## [What you need to do]
Except for images, print the whole listing verbatim.

## [Records for processing]
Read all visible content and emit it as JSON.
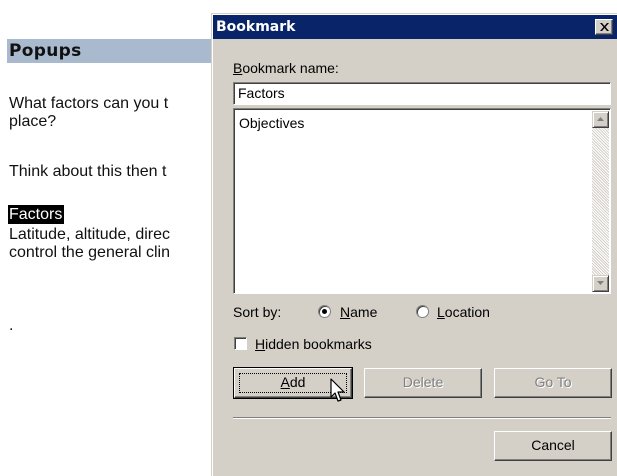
{
  "document": {
    "heading": "Popups",
    "lines": [
      "What factors can you t",
      "place?",
      "Think about this then t",
      "Latitude, altitude, direc",
      "control the general clin",
      "."
    ],
    "selected_text": "Factors",
    "heading_color": "#a9b9ce"
  },
  "dialog": {
    "title": "Bookmark",
    "titlebar_color": "#0a246a",
    "close_icon": "close-icon",
    "bookmark_name_label": {
      "prefix": "",
      "mnemonic": "B",
      "rest": "ookmark name:"
    },
    "bookmark_name_value": "Factors",
    "list_items": [
      "Objectives"
    ],
    "sort_by_label": "Sort by:",
    "sort_options": [
      {
        "mnemonic": "N",
        "rest": "ame",
        "selected": true
      },
      {
        "mnemonic": "L",
        "rest": "ocation",
        "selected": false
      }
    ],
    "hidden_bookmarks": {
      "mnemonic": "H",
      "rest": "idden bookmarks",
      "checked": false
    },
    "buttons": {
      "add": {
        "mnemonic": "A",
        "rest": "dd"
      },
      "delete": "Delete",
      "goto": "Go To",
      "cancel": "Cancel"
    }
  }
}
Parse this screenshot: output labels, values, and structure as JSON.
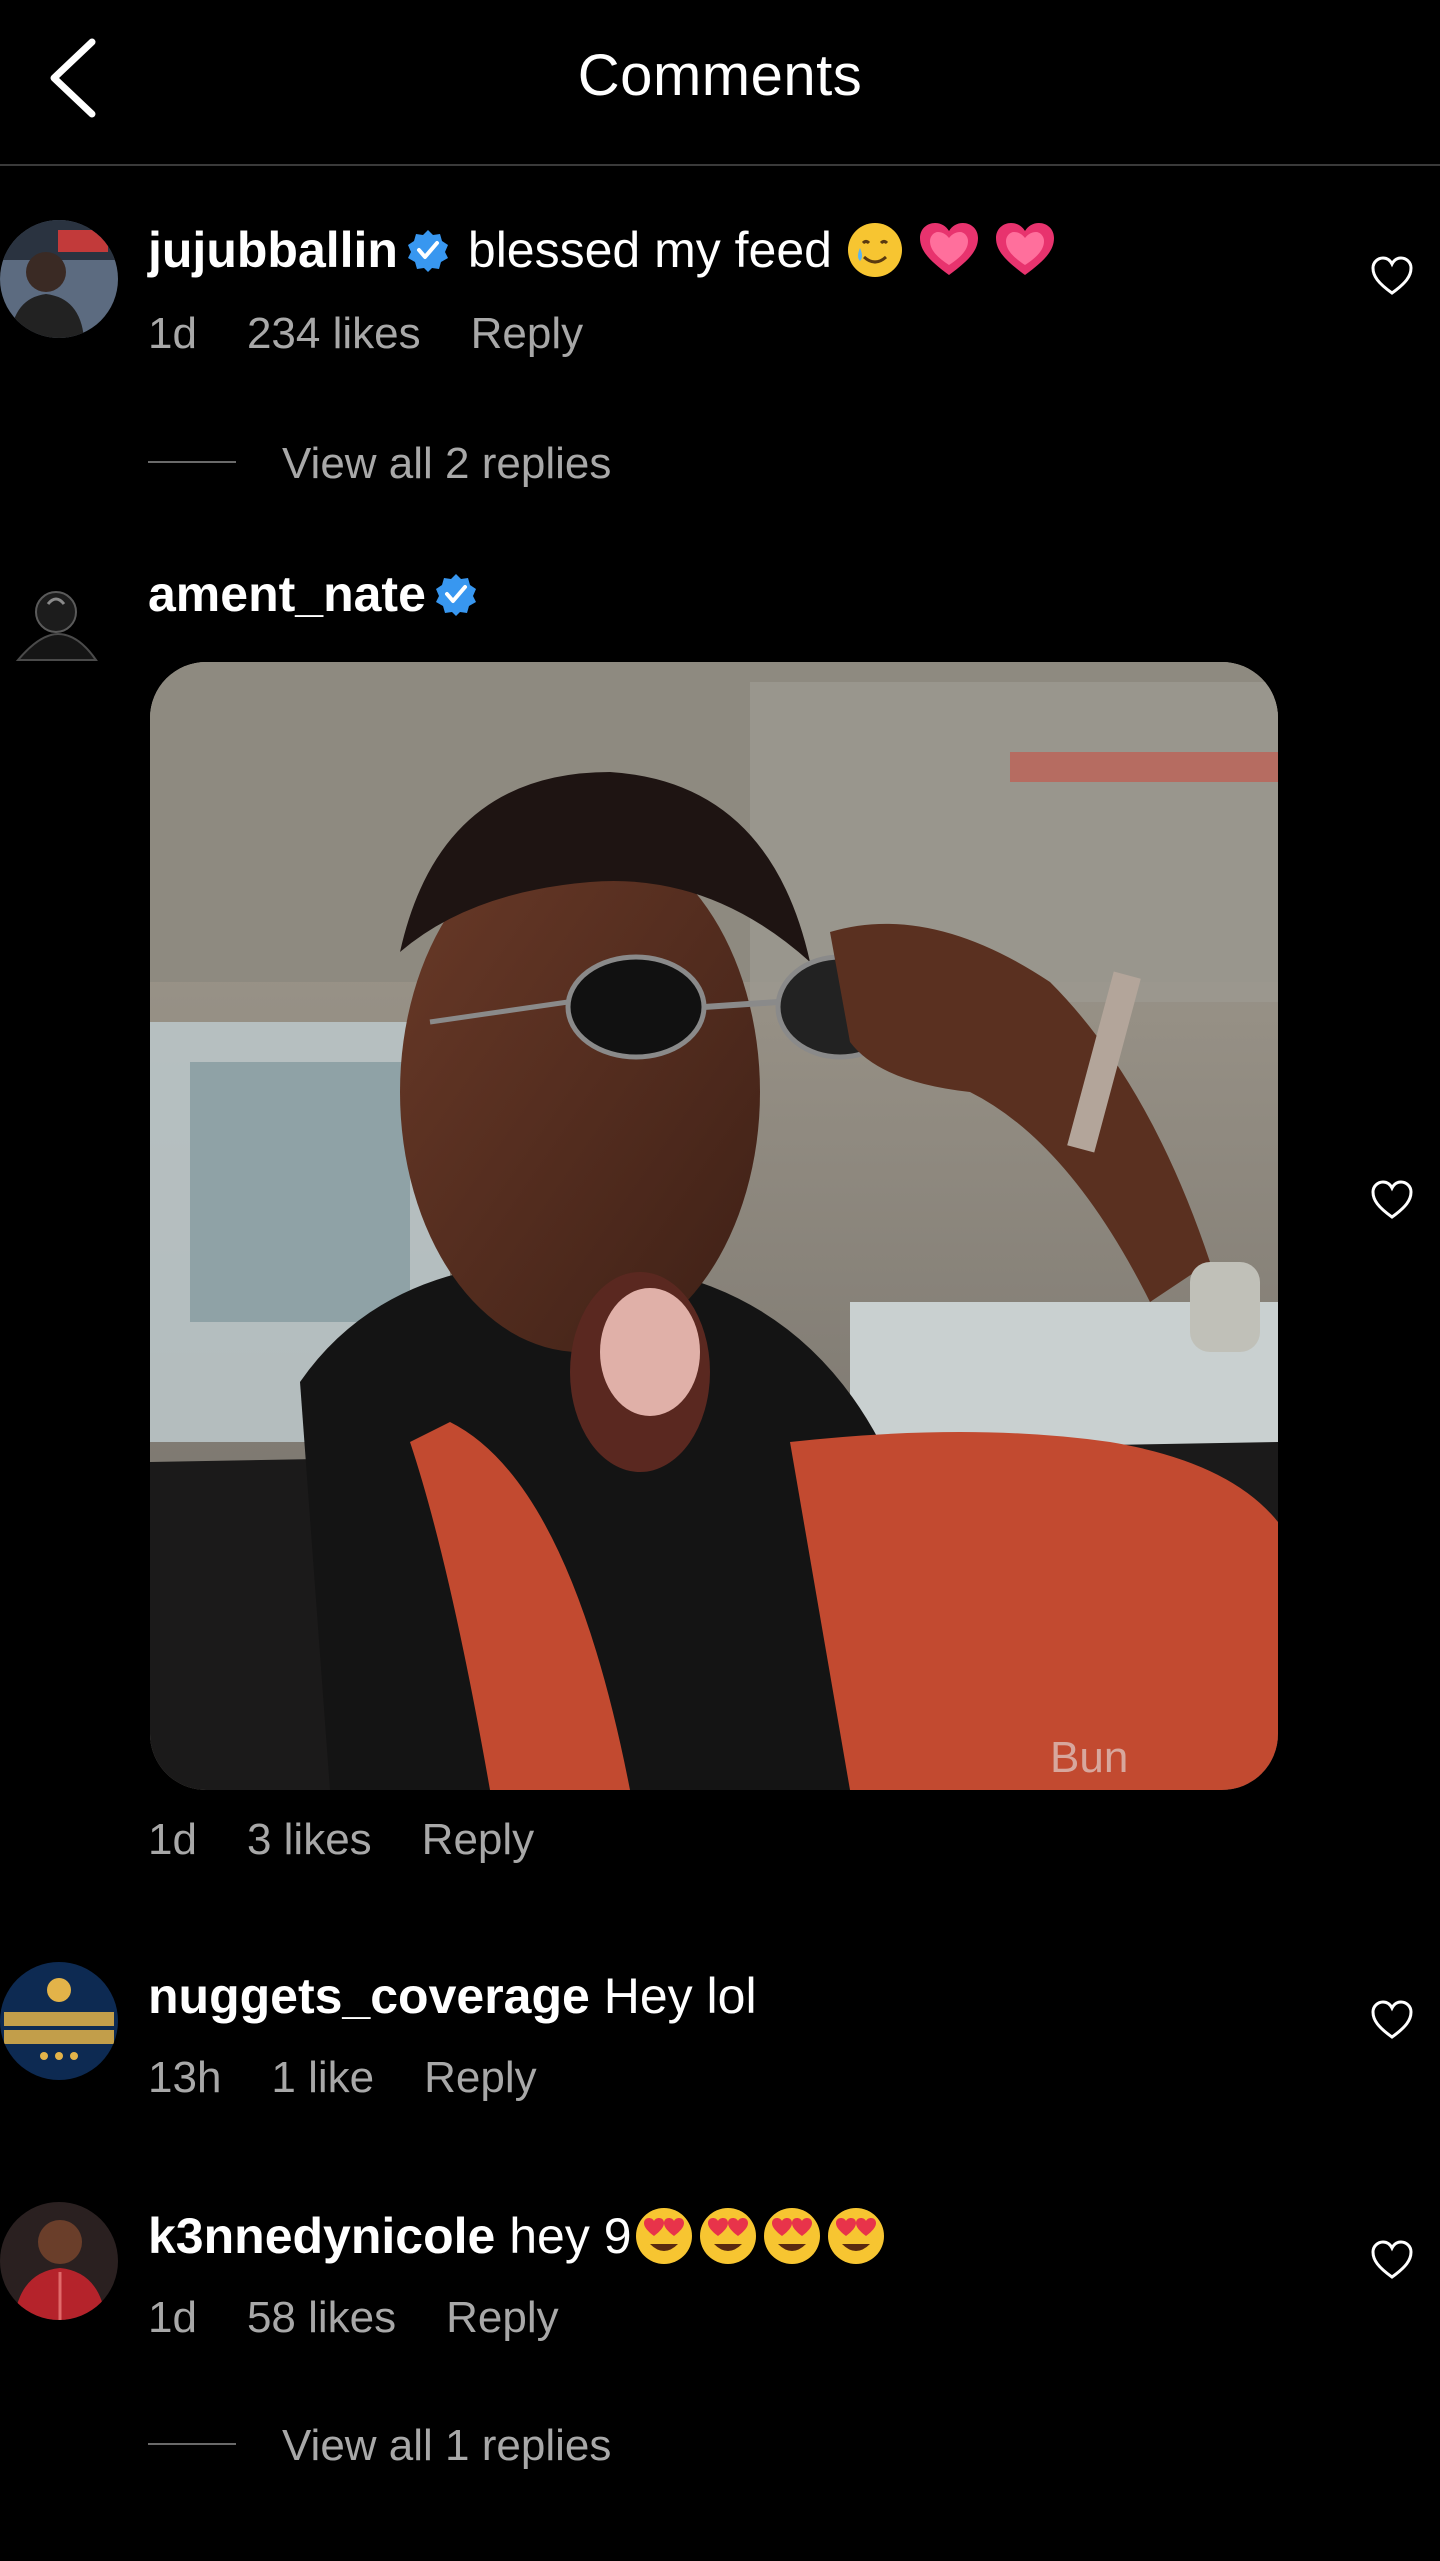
{
  "header": {
    "title": "Comments",
    "back_icon": "chevron-left-icon"
  },
  "colors": {
    "background": "#000000",
    "text": "#ffffff",
    "meta_text": "#a8a8a8",
    "verified_badge": "#3897f0",
    "divider": "#3a3a3a"
  },
  "comments": [
    {
      "username": "jujubballin",
      "verified": true,
      "text": "blessed my feed",
      "emojis": [
        "smiling-face-with-tear",
        "growing-heart",
        "growing-heart"
      ],
      "time": "1d",
      "likes": "234 likes",
      "reply_label": "Reply",
      "view_replies": "View all 2 replies"
    },
    {
      "username": "ament_nate",
      "verified": true,
      "text": "",
      "attachment": "gif-image",
      "time": "1d",
      "likes": "3 likes",
      "reply_label": "Reply"
    },
    {
      "username": "nuggets_coverage",
      "verified": false,
      "text": "Hey lol",
      "time": "13h",
      "likes": "1 like",
      "reply_label": "Reply"
    },
    {
      "username": "k3nnedynicole",
      "verified": false,
      "text": "hey 9",
      "emojis": [
        "heart-eyes",
        "heart-eyes",
        "heart-eyes",
        "heart-eyes"
      ],
      "time": "1d",
      "likes": "58 likes",
      "reply_label": "Reply",
      "view_replies": "View all 1 replies"
    }
  ],
  "icons": {
    "like": "heart-outline-icon",
    "verified": "verified-badge-icon"
  }
}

## [Written response]
Read all visible content and emit it as JSON.
{
  "document": {
    "heading": "Popups",
    "lines": [
      "What factors can you t",
      "place?",
      "Think about this then t",
      "Latitude, altitude, direc",
      "control the general clin",
      "."
    ],
    "selected_text": "Factors",
    "heading_color": "#a9b9ce"
  },
  "dialog": {
    "title": "Bookmark",
    "titlebar_color": "#0a246a",
    "close_icon": "close-icon",
    "bookmark_name_label": {
      "prefix": "",
      "mnemonic": "B",
      "rest": "ookmark name:"
    },
    "bookmark_name_value": "Factors",
    "list_items": [
      "Objectives"
    ],
    "sort_by_label": "Sort by:",
    "sort_options": [
      {
        "mnemonic": "N",
        "rest": "ame",
        "selected": true
      },
      {
        "mnemonic": "L",
        "rest": "ocation",
        "selected": false
      }
    ],
    "hidden_bookmarks": {
      "mnemonic": "H",
      "rest": "idden bookmarks",
      "checked": false
    },
    "buttons": {
      "add": {
        "mnemonic": "A",
        "rest": "dd"
      },
      "delete": "Delete",
      "goto": "Go To",
      "cancel": "Cancel"
    }
  }
}
Parse this screenshot: output labels, values, and structure as JSON.
{
  "header": {
    "title": "Comments",
    "back_icon": "chevron-left-icon"
  },
  "colors": {
    "background": "#000000",
    "text": "#ffffff",
    "meta_text": "#a8a8a8",
    "verified_badge": "#3897f0",
    "divider": "#3a3a3a"
  },
  "comments": [
    {
      "username": "jujubballin",
      "verified": true,
      "text": "blessed my feed",
      "emojis": [
        "smiling-face-with-tear",
        "growing-heart",
        "growing-heart"
      ],
      "time": "1d",
      "likes": "234 likes",
      "reply_label": "Reply",
      "view_replies": "View all 2 replies"
    },
    {
      "username": "ament_nate",
      "verified": true,
      "text": "",
      "attachment": "gif-image",
      "time": "1d",
      "likes": "3 likes",
      "reply_label": "Reply"
    },
    {
      "username": "nuggets_coverage",
      "verified": false,
      "text": "Hey lol",
      "time": "13h",
      "likes": "1 like",
      "reply_label": "Reply"
    },
    {
      "username": "k3nnedynicole",
      "verified": false,
      "text": "hey 9",
      "emojis": [
        "heart-eyes",
        "heart-eyes",
        "heart-eyes",
        "heart-eyes"
      ],
      "time": "1d",
      "likes": "58 likes",
      "reply_label": "Reply",
      "view_replies": "View all 1 replies"
    }
  ],
  "icons": {
    "like": "heart-outline-icon",
    "verified": "verified-badge-icon"
  }
}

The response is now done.